● Records provided
****************************************

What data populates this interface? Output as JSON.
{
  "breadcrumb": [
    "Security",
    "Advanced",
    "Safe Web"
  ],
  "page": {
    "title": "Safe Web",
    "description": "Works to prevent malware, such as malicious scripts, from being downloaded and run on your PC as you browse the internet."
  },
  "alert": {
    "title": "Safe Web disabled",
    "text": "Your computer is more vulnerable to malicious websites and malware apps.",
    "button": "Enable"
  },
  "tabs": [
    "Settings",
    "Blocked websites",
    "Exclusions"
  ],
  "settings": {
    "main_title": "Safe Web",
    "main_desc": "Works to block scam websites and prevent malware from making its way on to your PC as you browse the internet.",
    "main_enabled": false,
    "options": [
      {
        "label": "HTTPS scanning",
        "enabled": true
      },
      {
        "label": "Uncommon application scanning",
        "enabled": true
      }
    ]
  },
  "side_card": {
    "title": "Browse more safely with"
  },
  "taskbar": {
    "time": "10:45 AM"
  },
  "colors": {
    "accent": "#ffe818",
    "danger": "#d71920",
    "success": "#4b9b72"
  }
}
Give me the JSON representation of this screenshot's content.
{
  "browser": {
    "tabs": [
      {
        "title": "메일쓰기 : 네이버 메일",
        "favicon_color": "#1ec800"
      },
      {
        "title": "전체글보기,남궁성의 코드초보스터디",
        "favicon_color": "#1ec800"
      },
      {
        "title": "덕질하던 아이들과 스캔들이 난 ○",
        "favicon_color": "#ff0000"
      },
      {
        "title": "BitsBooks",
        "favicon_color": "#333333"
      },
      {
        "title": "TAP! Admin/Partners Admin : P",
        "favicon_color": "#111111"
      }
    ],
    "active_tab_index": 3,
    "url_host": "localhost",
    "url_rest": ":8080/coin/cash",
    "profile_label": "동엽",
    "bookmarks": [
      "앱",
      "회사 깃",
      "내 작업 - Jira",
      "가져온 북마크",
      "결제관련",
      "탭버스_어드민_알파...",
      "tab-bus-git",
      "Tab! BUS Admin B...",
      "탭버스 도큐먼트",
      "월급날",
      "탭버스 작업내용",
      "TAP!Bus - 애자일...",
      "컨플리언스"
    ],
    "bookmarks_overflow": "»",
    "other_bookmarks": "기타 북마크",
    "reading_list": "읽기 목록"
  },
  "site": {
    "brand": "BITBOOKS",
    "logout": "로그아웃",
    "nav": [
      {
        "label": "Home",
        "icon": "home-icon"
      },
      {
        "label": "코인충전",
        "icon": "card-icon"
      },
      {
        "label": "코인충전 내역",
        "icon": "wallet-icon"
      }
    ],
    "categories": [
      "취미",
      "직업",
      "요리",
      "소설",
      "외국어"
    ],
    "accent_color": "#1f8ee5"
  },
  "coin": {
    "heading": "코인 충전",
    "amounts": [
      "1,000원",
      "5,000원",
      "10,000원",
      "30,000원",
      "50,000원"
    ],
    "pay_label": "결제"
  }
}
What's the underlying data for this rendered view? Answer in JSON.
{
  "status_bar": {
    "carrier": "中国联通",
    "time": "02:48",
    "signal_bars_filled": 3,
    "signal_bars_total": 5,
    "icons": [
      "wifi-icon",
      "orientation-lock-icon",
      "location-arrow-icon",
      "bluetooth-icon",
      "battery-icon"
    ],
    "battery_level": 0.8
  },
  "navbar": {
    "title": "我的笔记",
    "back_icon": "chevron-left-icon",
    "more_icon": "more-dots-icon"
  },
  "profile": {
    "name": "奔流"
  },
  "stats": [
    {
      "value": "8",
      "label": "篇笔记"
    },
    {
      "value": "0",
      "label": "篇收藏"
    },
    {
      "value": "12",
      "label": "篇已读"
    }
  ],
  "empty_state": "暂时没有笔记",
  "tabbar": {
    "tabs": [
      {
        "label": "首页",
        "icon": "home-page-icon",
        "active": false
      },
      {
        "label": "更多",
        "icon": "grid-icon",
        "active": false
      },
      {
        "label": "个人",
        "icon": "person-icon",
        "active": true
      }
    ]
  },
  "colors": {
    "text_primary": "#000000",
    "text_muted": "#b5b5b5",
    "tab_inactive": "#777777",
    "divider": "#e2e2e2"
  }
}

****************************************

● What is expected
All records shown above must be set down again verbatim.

● Written solution
What data populates this interface? Output as JSON.
{
  "breadcrumb": [
    "Security",
    "Advanced",
    "Safe Web"
  ],
  "page": {
    "title": "Safe Web",
    "description": "Works to prevent malware, such as malicious scripts, from being downloaded and run on your PC as you browse the internet."
  },
  "alert": {
    "title": "Safe Web disabled",
    "text": "Your computer is more vulnerable to malicious websites and malware apps.",
    "button": "Enable"
  },
  "tabs": [
    "Settings",
    "Blocked websites",
    "Exclusions"
  ],
  "settings": {
    "main_title": "Safe Web",
    "main_desc": "Works to block scam websites and prevent malware from making its way on to your PC as you browse the internet.",
    "main_enabled": false,
    "options": [
      {
        "label": "HTTPS scanning",
        "enabled": true
      },
      {
        "label": "Uncommon application scanning",
        "enabled": true
      }
    ]
  },
  "side_card": {
    "title": "Browse more safely with"
  },
  "taskbar": {
    "time": "10:45 AM"
  },
  "colors": {
    "accent": "#ffe818",
    "danger": "#d71920",
    "success": "#4b9b72"
  }
}
Give me the JSON representation of this screenshot's content.
{
  "browser": {
    "tabs": [
      {
        "title": "메일쓰기 : 네이버 메일",
        "favicon_color": "#1ec800"
      },
      {
        "title": "전체글보기,남궁성의 코드초보스터디",
        "favicon_color": "#1ec800"
      },
      {
        "title": "덕질하던 아이들과 스캔들이 난 ○",
        "favicon_color": "#ff0000"
      },
      {
        "title": "BitsBooks",
        "favicon_color": "#333333"
      },
      {
        "title": "TAP! Admin/Partners Admin : P",
        "favicon_color": "#111111"
      }
    ],
    "active_tab_index": 3,
    "url_host": "localhost",
    "url_rest": ":8080/coin/cash",
    "profile_label": "동엽",
    "bookmarks": [
      "앱",
      "회사 깃",
      "내 작업 - Jira",
      "가져온 북마크",
      "결제관련",
      "탭버스_어드민_알파...",
      "tab-bus-git",
      "Tab! BUS Admin B...",
      "탭버스 도큐먼트",
      "월급날",
      "탭버스 작업내용",
      "TAP!Bus - 애자일...",
      "컨플리언스"
    ],
    "bookmarks_overflow": "»",
    "other_bookmarks": "기타 북마크",
    "reading_list": "읽기 목록"
  },
  "site": {
    "brand": "BITBOOKS",
    "logout": "로그아웃",
    "nav": [
      {
        "label": "Home",
        "icon": "home-icon"
      },
      {
        "label": "코인충전",
        "icon": "card-icon"
      },
      {
        "label": "코인충전 내역",
        "icon": "wallet-icon"
      }
    ],
    "categories": [
      "취미",
      "직업",
      "요리",
      "소설",
      "외국어"
    ],
    "accent_color": "#1f8ee5"
  },
  "coin": {
    "heading": "코인 충전",
    "amounts": [
      "1,000원",
      "5,000원",
      "10,000원",
      "30,000원",
      "50,000원"
    ],
    "pay_label": "결제"
  }
}
What's the underlying data for this rendered view? Answer in JSON.
{
  "status_bar": {
    "carrier": "中国联通",
    "time": "02:48",
    "signal_bars_filled": 3,
    "signal_bars_total": 5,
    "icons": [
      "wifi-icon",
      "orientation-lock-icon",
      "location-arrow-icon",
      "bluetooth-icon",
      "battery-icon"
    ],
    "battery_level": 0.8
  },
  "navbar": {
    "title": "我的笔记",
    "back_icon": "chevron-left-icon",
    "more_icon": "more-dots-icon"
  },
  "profile": {
    "name": "奔流"
  },
  "stats": [
    {
      "value": "8",
      "label": "篇笔记"
    },
    {
      "value": "0",
      "label": "篇收藏"
    },
    {
      "value": "12",
      "label": "篇已读"
    }
  ],
  "empty_state": "暂时没有笔记",
  "tabbar": {
    "tabs": [
      {
        "label": "首页",
        "icon": "home-page-icon",
        "active": false
      },
      {
        "label": "更多",
        "icon": "grid-icon",
        "active": false
      },
      {
        "label": "个人",
        "icon": "person-icon",
        "active": true
      }
    ]
  },
  "colors": {
    "text_primary": "#000000",
    "text_muted": "#b5b5b5",
    "tab_inactive": "#777777",
    "divider": "#e2e2e2"
  }
}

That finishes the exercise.